“This can represent their escape, if these guys can do it then we can also do it they just have to step up to their ability.”

For Manyonga, the victory meant he could finally close the book on a past that has been haunting him since 2012 when he received an 18-month ban for the use of a recreational drug.

“I feel awesome, it is a great feeling to be the world champion, now I don’t think about what happened in the past I jus think about tomorrow,” Manyonga said.

“Let’s rejoice what is going on now, I am the world champion and what happened yesterday doesn’t matter.”

Manyonga produced his winning jump of 8.48 metres on his second attempt but had flashes of déjà vu from the Rio Olympic Games where he missed out on the title by one centimetre.

“It was very emotional, and memories of last year came back into my mind and I was thinking what happened in Rio was going to happen again,” he said.

“But thank God it didn’t happen at these championships.”

As the competition progressed American horizontal jumper Jarrion Lawson, who chipped away at Manyonga’s lead but his final leap of 8.44m was only good enough for the silver.

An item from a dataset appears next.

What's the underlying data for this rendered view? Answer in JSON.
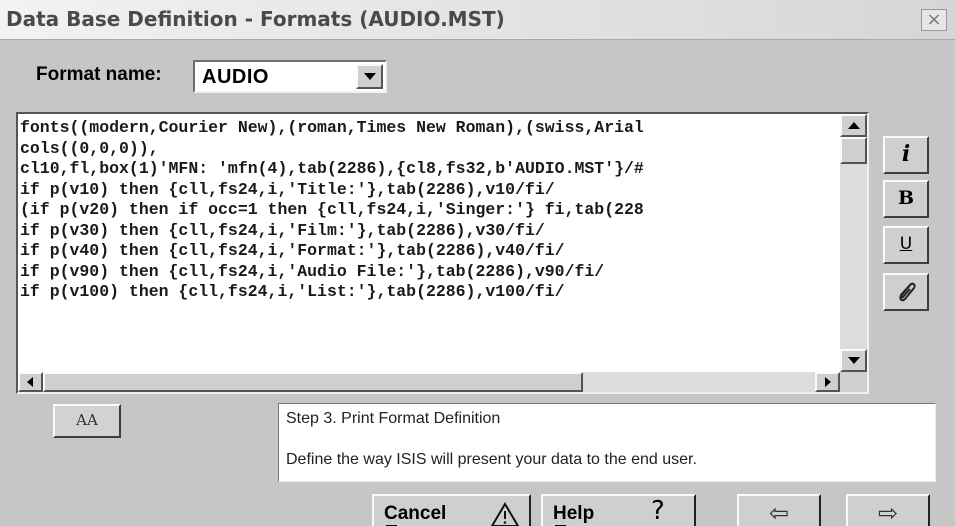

Ruswahl had an equally nervy progression on the night as he slipped to fourth place despite opening with a good jump of 8.25m.
Two red flags added to his nerves but Samaai got his hand on the bronze on his fifth attempt with a jump of 8.27m before securing the third place with a final leap of 8.32m.